Records supplied: Begin

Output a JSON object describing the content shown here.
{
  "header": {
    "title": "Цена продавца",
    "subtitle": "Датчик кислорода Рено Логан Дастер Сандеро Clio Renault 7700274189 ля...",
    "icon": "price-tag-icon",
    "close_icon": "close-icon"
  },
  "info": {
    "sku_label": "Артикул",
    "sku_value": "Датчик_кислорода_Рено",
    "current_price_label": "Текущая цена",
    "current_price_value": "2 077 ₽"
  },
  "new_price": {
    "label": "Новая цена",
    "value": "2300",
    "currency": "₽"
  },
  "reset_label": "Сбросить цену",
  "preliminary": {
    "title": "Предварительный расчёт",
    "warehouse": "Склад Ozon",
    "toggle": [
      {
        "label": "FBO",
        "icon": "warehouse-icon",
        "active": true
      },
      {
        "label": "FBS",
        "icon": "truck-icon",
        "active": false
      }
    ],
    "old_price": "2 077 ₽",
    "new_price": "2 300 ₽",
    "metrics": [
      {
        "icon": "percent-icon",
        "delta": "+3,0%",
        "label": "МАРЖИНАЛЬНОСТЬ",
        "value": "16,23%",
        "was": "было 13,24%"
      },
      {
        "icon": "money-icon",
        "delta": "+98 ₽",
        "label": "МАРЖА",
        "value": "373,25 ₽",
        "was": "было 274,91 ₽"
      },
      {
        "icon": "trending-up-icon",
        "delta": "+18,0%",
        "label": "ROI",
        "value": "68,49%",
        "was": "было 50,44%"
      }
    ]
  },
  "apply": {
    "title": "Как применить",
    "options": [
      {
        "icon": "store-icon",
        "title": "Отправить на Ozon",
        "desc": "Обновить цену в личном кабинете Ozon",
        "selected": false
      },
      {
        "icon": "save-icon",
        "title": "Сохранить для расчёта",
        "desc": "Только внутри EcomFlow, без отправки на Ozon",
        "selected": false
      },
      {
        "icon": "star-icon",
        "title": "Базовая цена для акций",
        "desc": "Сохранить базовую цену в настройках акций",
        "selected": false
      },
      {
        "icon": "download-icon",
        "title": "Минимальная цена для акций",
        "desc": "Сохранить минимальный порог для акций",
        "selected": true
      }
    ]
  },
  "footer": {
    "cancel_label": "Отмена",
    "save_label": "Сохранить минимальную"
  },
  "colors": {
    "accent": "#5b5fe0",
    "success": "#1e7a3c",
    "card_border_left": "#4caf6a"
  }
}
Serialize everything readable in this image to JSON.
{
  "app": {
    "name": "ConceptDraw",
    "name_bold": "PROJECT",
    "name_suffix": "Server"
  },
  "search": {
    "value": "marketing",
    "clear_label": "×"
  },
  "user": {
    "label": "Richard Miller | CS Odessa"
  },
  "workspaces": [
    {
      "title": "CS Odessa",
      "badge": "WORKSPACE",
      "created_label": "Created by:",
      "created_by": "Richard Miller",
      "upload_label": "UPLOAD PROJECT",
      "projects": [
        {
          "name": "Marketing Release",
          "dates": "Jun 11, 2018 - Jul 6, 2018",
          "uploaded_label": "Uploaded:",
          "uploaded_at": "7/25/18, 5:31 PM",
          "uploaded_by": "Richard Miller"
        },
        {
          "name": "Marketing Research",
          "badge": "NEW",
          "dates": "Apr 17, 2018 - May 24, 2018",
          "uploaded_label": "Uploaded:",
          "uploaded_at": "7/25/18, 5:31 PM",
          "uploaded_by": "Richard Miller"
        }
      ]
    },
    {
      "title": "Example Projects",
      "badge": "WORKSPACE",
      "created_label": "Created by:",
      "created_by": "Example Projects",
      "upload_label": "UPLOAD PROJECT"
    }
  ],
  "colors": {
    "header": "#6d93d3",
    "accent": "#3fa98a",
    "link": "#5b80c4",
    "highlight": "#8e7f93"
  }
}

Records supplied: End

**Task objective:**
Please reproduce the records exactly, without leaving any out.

**Answer to this problem:**
Output a JSON object describing the content shown here.
{
  "header": {
    "title": "Цена продавца",
    "subtitle": "Датчик кислорода Рено Логан Дастер Сандеро Clio Renault 7700274189 ля...",
    "icon": "price-tag-icon",
    "close_icon": "close-icon"
  },
  "info": {
    "sku_label": "Артикул",
    "sku_value": "Датчик_кислорода_Рено",
    "current_price_label": "Текущая цена",
    "current_price_value": "2 077 ₽"
  },
  "new_price": {
    "label": "Новая цена",
    "value": "2300",
    "currency": "₽"
  },
  "reset_label": "Сбросить цену",
  "preliminary": {
    "title": "Предварительный расчёт",
    "warehouse": "Склад Ozon",
    "toggle": [
      {
        "label": "FBO",
        "icon": "warehouse-icon",
        "active": true
      },
      {
        "label": "FBS",
        "icon": "truck-icon",
        "active": false
      }
    ],
    "old_price": "2 077 ₽",
    "new_price": "2 300 ₽",
    "metrics": [
      {
        "icon": "percent-icon",
        "delta": "+3,0%",
        "label": "МАРЖИНАЛЬНОСТЬ",
        "value": "16,23%",
        "was": "было 13,24%"
      },
      {
        "icon": "money-icon",
        "delta": "+98 ₽",
        "label": "МАРЖА",
        "value": "373,25 ₽",
        "was": "было 274,91 ₽"
      },
      {
        "icon": "trending-up-icon",
        "delta": "+18,0%",
        "label": "ROI",
        "value": "68,49%",
        "was": "было 50,44%"
      }
    ]
  },
  "apply": {
    "title": "Как применить",
    "options": [
      {
        "icon": "store-icon",
        "title": "Отправить на Ozon",
        "desc": "Обновить цену в личном кабинете Ozon",
        "selected": false
      },
      {
        "icon": "save-icon",
        "title": "Сохранить для расчёта",
        "desc": "Только внутри EcomFlow, без отправки на Ozon",
        "selected": false
      },
      {
        "icon": "star-icon",
        "title": "Базовая цена для акций",
        "desc": "Сохранить базовую цену в настройках акций",
        "selected": false
      },
      {
        "icon": "download-icon",
        "title": "Минимальная цена для акций",
        "desc": "Сохранить минимальный порог для акций",
        "selected": true
      }
    ]
  },
  "footer": {
    "cancel_label": "Отмена",
    "save_label": "Сохранить минимальную"
  },
  "colors": {
    "accent": "#5b5fe0",
    "success": "#1e7a3c",
    "card_border_left": "#4caf6a"
  }
}
Serialize everything readable in this image to JSON.
{
  "app": {
    "name": "ConceptDraw",
    "name_bold": "PROJECT",
    "name_suffix": "Server"
  },
  "search": {
    "value": "marketing",
    "clear_label": "×"
  },
  "user": {
    "label": "Richard Miller | CS Odessa"
  },
  "workspaces": [
    {
      "title": "CS Odessa",
      "badge": "WORKSPACE",
      "created_label": "Created by:",
      "created_by": "Richard Miller",
      "upload_label": "UPLOAD PROJECT",
      "projects": [
        {
          "name": "Marketing Release",
          "dates": "Jun 11, 2018 - Jul 6, 2018",
          "uploaded_label": "Uploaded:",
          "uploaded_at": "7/25/18, 5:31 PM",
          "uploaded_by": "Richard Miller"
        },
        {
          "name": "Marketing Research",
          "badge": "NEW",
          "dates": "Apr 17, 2018 - May 24, 2018",
          "uploaded_label": "Uploaded:",
          "uploaded_at": "7/25/18, 5:31 PM",
          "uploaded_by": "Richard Miller"
        }
      ]
    },
    {
      "title": "Example Projects",
      "badge": "WORKSPACE",
      "created_label": "Created by:",
      "created_by": "Example Projects",
      "upload_label": "UPLOAD PROJECT"
    }
  ],
  "colors": {
    "header": "#6d93d3",
    "accent": "#3fa98a",
    "link": "#5b80c4",
    "highlight": "#8e7f93"
  }
}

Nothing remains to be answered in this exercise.